Ryan Bonar, Leith: “I thought it was a pretty poor match to watch and I don’t think the conditions helped. It was a pretty even first half, but I felt Hibs were definitely the better team in the second half. Griffiths had a couple of chances, but even he never really got going. I thought Kevin Thomson worked hard in midfield and was probably our best player. A draw was probably a fair result in the end.”

Drew McFarlane, Newington: “It was encouraging to see Fenlon giving the young lads a chance in the first team. There is nothing to play for in the league now, so he’s right to give lads like Caldwell, Handling and Harris a game. I thought we could have won the match in the second half as we created a few good chances. It was great save from Langfield to stop Griffiths shot which would have won it for Hibs. I think Aberdeen were very lucky to get away with a draw as they never looked like winning it.”

Kenny Warrender, Sighthill: “I felt Hibs did well enough to win the match. The weather made it difficult to get the ball down and play a passing game, but I thought the players worked hard for each other and with a bit of luck we would have won it. The supporters have been shouting for a more attacking formation and it was good to see Fenlon go with two up front. Both Doyle and Griffiths were unlucky not to score in the second half. I thought Harris and Handling did well and they will be regulars next season if they work hard.”

Sam Inglis, Niddrie: “ Hibs looked a better team than Aberdeen in most areas of the park and were very unlucky not to get all three points in this game. I don’t think the Hibs goalkeeper had a save to make in the whole game. It’s clear that Pat Fenlon is looking at these last few games to give the youngsters a chance and get them prepared for next season. I think we have some exciting talent coming through and Harris and Handling will be ready to step up next season. The defence also looked pretty solid for a change and I thought both McPake and Hanlon did well and didn’t allow Aberdeen any room. It was a disappointing result, but a good performance.”

Fraser McCallum, Tranent: “It was fairly dour match with both teams cancelling the other out.

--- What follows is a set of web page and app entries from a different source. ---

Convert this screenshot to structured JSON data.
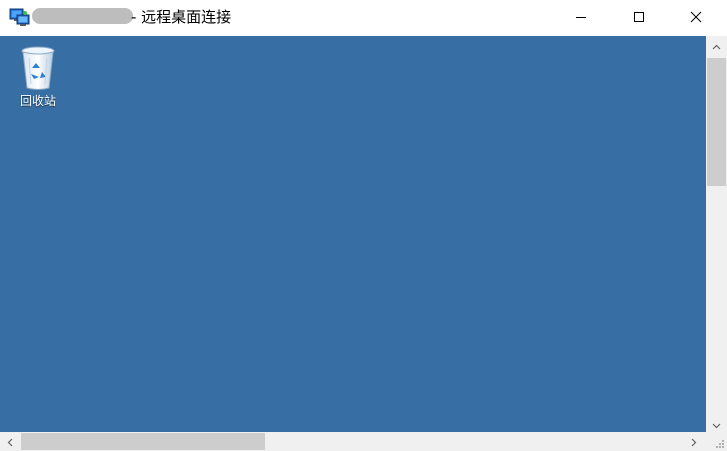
{
  "window": {
    "title_suffix": "- 远程桌面连接",
    "app_icon": "remote-desktop-icon",
    "controls": {
      "minimize_icon": "minimize-icon",
      "maximize_icon": "maximize-icon",
      "close_icon": "close-icon"
    }
  },
  "desktop": {
    "background_color": "#376ea3",
    "icons": [
      {
        "label": "回收站",
        "icon": "recycle-bin-icon"
      }
    ]
  },
  "scrollbars": {
    "vertical": {
      "up_icon": "chevron-up-icon",
      "down_icon": "chevron-down-icon"
    },
    "horizontal": {
      "left_icon": "chevron-left-icon",
      "right_icon": "chevron-right-icon"
    }
  }
}
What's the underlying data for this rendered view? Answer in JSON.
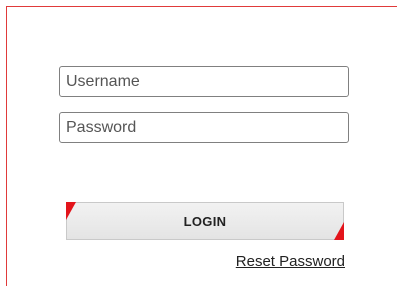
{
  "form": {
    "username": {
      "value": "",
      "placeholder": "Username"
    },
    "password": {
      "value": "",
      "placeholder": "Password"
    },
    "login_label": "LOGIN",
    "reset_label": "Reset Password"
  },
  "colors": {
    "accent": "#e3141b",
    "panel_border": "#e03a3a",
    "button_bg": "#ececec"
  }
}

Both teams looked like they didn’t want to lose it rather than trying to push forward and win it. If Griffiths doesn’t produce something special then we struggle. We rely on him too much and I fear for next season without him. He was unlucky not to score near the end, but overall he had a fairly quiet game and I think we should rest him a bit before the cup final because he is the one player that can win it for us.”

Bill Keir, Port Seton: “We can’t be too disappointed with result because for most of the match we were the better team and dominated the play. Aberdeen are a hard team to break down and we were unlucky not to score on a couple of occasions. Only a couple of great saves from their keeper kept them in the match and on another day we might have scored a few goals. There is nothing left to play for in the league, so Fenlon must use these games to get the right team for Hampden.”